نتیجه گیری انگلیسی
This paper examines how two recent pieces of regulation have affected the distribution of market share within the US securities industry as well as the determinants of that market share. Although earlier studies by Irvine (2000, 2004) and Jackson (2005) investigate the determinants of brokerage market share for Canada and Australia, their results may not generalize to the US because of the structural effects induced by Reg FD and the Glo- bal Research Analyst Settlement. We find that the adoption of both Reg FD and the Global Re- search Analyst Settlement did not shift market share from top to non-top brokers in spite of their reduction of informational asym- metries existing in within the brokerage industry. Top brokers did not lose market share, even though Reg FD eliminated the prefer- ential advantage to corporate news enjoyed by many of the ana- lysts employed by these houses.
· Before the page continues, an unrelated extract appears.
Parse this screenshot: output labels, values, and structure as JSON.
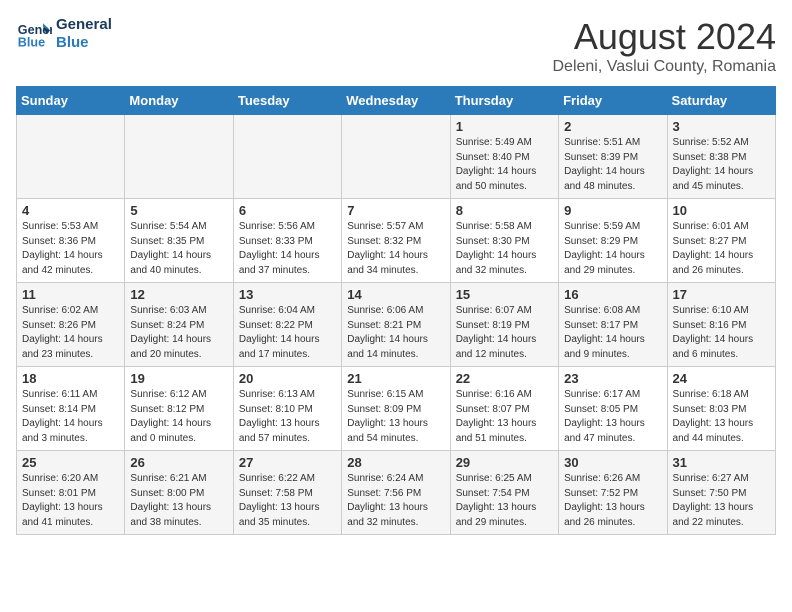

The adverse publicity resulting from the signing of the Global Research Analyst Settlement did not affect the market share of the top brokers, a majority of whom were signatory firms. We do find, however, that both of these reg- ulatory actions reduced the variance of monthly market share changes, perhaps as a result of the improvement in the quality of the information environment for investors. We interpret these results as consistent with arguments that these regulatory events have reduced the information asymmetry between investor and analyst by either making investors more informationally complete (Reg FD) or by reducing the bias in the information available to investors (Global Research Analyst Settle- ment). The encouragement of a wider diffusion of unbiased infor- mation by the regulations is consistent with sound public policy for financial markets. We also find that these regulatory events have important effects on market share determinants, thus limiting the applicability of studies of foreign markets to the US brokerage industry. Reg FD and the Global Research Analyst Settlement reduce the importance of all-star analysts, issuer affiliation, and analyst optimism in explaining brokerage market share. We further determine that the Global Research Analyst Settlement increases the importance of recommendation quantity as a market share determinant while reducing the value of analyst experience for non-top brokerages. We obtain qualitatively similar results when we restrict our anal- ysis to a set of pure brokerage firms. We conclude from our analysis that a complete understanding of the distribution of market share across the US brokerage indus- try and the factors that shape that market share require an explicitconsideration of both Reg FD and the Global Research Analyst Set- tlement. Both of these regulatory actions had a salutary impact on the quality and dispersion of information available to investors and analysts.